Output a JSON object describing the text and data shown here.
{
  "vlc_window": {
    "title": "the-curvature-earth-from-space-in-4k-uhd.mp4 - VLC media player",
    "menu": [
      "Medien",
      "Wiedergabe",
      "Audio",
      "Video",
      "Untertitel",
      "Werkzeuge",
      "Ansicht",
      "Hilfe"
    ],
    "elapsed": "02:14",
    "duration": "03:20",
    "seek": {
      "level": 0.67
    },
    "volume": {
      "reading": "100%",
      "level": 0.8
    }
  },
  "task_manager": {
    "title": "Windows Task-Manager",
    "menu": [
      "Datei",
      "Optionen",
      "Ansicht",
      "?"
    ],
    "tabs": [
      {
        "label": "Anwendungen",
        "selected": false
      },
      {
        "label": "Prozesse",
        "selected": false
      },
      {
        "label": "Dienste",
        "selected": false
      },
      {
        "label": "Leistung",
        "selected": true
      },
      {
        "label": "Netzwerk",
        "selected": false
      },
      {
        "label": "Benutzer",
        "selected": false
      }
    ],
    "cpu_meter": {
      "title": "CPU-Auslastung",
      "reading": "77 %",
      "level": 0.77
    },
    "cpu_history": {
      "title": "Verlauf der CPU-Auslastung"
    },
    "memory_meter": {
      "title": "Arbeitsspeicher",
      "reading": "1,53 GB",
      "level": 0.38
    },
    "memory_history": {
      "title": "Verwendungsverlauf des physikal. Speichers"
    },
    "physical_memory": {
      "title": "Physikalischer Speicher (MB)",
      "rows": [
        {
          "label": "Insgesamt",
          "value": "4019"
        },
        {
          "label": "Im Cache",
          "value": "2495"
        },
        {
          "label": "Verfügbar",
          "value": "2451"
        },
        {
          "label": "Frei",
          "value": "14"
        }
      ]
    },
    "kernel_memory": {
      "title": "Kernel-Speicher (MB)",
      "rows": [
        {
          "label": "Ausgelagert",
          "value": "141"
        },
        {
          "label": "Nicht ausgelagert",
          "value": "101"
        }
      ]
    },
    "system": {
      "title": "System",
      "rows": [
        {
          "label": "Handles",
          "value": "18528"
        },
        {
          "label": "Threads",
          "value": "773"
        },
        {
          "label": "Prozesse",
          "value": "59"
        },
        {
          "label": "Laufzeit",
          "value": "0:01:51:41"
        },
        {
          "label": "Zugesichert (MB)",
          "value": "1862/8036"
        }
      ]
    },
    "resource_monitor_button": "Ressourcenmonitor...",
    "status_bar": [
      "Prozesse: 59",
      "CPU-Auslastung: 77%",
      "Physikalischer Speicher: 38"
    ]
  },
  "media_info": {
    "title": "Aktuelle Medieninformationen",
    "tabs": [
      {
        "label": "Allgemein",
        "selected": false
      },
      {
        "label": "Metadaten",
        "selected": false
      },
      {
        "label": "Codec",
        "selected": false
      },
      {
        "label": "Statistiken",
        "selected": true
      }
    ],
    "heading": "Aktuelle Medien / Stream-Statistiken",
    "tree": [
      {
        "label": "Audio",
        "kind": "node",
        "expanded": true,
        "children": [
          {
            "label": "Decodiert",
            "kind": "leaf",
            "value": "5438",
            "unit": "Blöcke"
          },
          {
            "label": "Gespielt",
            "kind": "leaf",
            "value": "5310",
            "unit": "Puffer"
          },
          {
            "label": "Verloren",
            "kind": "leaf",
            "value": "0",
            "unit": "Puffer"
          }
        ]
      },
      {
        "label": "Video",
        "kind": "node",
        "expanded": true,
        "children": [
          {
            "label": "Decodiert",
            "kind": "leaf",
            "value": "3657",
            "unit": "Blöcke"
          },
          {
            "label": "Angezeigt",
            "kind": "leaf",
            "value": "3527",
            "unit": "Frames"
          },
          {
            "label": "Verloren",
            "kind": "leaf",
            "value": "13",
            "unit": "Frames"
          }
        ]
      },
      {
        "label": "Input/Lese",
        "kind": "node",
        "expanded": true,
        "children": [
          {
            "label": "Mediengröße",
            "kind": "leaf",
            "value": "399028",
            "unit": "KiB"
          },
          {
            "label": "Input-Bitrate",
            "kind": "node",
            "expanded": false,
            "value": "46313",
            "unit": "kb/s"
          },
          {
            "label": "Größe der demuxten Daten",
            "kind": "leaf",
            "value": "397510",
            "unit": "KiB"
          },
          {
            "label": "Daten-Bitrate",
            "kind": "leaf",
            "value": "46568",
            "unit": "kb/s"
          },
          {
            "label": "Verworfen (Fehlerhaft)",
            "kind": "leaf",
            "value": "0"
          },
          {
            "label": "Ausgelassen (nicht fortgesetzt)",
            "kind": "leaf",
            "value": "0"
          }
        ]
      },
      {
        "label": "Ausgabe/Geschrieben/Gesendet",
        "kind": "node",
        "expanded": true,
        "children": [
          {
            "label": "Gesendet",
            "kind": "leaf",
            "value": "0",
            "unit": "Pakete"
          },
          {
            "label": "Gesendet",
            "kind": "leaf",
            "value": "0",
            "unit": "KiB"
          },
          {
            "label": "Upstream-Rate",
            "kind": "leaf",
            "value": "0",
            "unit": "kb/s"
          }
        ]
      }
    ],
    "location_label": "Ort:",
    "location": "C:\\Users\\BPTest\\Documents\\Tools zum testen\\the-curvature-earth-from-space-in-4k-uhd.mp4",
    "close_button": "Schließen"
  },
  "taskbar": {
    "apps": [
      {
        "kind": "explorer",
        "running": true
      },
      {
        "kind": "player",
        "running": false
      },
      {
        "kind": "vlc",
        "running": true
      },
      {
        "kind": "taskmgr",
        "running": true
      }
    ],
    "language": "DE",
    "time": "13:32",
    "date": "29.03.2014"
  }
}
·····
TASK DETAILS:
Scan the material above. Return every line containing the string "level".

WRITTEN SOLUTION:
      "level": 0.67
      "level": 0.8
      "level": 0.77
      "level": 0.38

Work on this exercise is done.